Jack sets the drink down carefully in front of me and warns me not to eat the crispy fish skin…. it’s just for decoration he explains. I don’t normally approve of non-edible fancy decorations but the mottled skin mocks the blotty-dotty surface of the oily cocktail and I can’t help but smile.
Between sips of admiring appreciation I ask Strizic how they got the smoke into the gin. “It wasn’t easy” she recalls ruefully, “We did all the development and experimentation a year before we moved in and opened the hotel. We tried everything, attempting to collect the smoke over the barbeque for example and then puffing it through gin, and it was all hopeless. Of course we smoke our own salmon here, and in the end we tried hanging a bit of muslin in the smoke house and then infusing the gin with that. You don’t want to leave it in the spirit longer than an hour or it becomes overpowering. You could try doing the same thing using the cylinder lid of the barbeque and saturating your material with the smoke captured inside” she adds helpfully.
Personally, I don’t think so – this drink is hovering precariously between perfection and disaster and success requires a practiced hand; much as I’d enjoy time spent honing my skill I still have a day job.
“It’s not just the smoke” I persist “there’s something else which is making this so different…” I sniff investigatively. Strizic arches an eyebrow. “You’re right” she confirms with a throaty chuckle, and then reveals the trump ingredient, “it’s lobster oil!”

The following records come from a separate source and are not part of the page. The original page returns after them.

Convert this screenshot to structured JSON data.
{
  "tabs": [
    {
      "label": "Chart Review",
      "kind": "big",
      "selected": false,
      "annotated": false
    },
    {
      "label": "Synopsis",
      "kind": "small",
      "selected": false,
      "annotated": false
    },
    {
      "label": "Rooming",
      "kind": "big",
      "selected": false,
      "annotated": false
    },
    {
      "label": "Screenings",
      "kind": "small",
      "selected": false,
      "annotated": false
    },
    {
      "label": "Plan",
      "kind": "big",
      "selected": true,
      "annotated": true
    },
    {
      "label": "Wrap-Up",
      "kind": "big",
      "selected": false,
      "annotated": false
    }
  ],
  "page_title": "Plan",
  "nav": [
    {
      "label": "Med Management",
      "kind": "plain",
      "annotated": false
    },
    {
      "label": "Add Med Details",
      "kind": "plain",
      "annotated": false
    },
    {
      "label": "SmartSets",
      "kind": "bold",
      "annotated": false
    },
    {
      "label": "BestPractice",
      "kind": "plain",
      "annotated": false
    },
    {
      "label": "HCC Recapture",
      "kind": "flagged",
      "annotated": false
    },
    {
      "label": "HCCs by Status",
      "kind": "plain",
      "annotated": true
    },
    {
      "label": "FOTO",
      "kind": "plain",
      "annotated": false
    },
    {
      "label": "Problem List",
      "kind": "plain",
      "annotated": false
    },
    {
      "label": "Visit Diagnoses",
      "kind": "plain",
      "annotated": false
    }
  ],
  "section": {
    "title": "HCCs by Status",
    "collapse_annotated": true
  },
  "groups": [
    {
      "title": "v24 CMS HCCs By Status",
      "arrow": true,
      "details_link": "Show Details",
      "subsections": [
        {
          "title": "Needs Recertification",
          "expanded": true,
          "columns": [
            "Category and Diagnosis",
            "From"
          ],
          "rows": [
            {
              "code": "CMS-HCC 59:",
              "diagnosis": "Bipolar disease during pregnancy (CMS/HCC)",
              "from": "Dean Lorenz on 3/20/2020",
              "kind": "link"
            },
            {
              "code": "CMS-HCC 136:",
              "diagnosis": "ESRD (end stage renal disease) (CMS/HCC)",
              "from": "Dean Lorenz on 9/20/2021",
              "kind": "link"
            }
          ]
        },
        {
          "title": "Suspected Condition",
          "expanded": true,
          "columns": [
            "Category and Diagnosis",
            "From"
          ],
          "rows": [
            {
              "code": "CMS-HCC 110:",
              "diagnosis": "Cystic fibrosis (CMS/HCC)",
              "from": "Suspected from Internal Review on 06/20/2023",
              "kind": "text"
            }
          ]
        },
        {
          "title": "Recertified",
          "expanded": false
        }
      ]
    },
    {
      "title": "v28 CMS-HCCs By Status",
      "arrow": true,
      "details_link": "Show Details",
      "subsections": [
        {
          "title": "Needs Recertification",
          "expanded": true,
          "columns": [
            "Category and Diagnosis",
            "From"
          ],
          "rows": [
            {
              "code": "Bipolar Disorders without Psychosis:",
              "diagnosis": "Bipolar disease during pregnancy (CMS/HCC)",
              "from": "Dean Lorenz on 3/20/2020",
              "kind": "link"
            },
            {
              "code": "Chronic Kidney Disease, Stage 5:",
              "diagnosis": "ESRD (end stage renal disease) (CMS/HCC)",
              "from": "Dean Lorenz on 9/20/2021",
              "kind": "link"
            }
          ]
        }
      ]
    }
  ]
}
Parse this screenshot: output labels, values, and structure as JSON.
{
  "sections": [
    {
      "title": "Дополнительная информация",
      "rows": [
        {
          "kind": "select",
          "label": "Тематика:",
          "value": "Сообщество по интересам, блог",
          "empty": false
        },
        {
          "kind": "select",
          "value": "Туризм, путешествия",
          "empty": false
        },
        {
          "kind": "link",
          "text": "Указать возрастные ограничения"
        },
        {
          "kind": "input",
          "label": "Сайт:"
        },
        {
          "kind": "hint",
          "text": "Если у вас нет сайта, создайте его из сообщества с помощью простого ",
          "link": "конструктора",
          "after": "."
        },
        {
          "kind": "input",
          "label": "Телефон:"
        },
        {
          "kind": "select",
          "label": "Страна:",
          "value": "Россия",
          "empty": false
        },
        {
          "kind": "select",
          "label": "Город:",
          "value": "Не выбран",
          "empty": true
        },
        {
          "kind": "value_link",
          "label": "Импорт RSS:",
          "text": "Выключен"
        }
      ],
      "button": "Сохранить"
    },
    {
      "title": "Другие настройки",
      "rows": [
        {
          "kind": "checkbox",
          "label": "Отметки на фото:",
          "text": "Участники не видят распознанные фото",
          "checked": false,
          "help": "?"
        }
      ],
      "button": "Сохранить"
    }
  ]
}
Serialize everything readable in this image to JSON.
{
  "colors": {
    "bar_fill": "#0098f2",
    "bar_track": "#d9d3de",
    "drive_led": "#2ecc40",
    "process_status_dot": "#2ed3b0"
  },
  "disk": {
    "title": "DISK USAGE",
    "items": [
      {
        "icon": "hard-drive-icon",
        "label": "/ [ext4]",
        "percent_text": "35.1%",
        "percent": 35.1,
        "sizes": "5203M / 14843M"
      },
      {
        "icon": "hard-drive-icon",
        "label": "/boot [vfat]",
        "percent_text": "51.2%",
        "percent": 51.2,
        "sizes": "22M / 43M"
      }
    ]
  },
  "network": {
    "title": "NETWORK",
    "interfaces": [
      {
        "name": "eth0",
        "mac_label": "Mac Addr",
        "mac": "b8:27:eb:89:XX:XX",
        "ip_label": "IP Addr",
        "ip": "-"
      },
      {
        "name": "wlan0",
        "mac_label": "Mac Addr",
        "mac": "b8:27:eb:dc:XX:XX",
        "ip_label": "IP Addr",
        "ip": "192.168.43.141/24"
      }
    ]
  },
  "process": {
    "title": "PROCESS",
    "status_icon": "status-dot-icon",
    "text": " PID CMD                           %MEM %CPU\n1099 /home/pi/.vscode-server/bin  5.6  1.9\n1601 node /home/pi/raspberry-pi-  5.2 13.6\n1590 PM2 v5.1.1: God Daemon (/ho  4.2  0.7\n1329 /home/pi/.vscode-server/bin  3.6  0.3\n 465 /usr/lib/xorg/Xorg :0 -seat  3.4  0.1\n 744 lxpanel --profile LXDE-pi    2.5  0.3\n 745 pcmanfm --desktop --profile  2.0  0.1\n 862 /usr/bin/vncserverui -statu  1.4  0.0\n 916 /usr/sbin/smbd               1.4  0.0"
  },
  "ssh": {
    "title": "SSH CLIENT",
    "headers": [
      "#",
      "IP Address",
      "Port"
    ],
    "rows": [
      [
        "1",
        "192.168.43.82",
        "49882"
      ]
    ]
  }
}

Regretfully I refuse an offered second helping saying I feel I must err on the side of caution. Two cocktails, a la Wheatabix, is quite enough for me. “Yeeess, zat one eezz dangerous” drawls Jack approvingly. But very kindly he writes out the recipe for me. For when I retire.
And here it is for you:
Recipe for The Pig’s knock-out, dirty martini
• 50 ml beechwood home smoked gin
• 15 ml antica formula
• 3 dashes of lobster oil
Shake the first two ingredients together and drop on the lobster oil for this gin martini.
For the interview with Lora Strizic, Director of The Pig on the Beach, follow this link.
Hot on smoke? You may also enjoy the following posts:
Dorset red cheese (to come)
Jamón Ibérico de Bellota
Want to know how to make the perfect dry martini? Follow this link.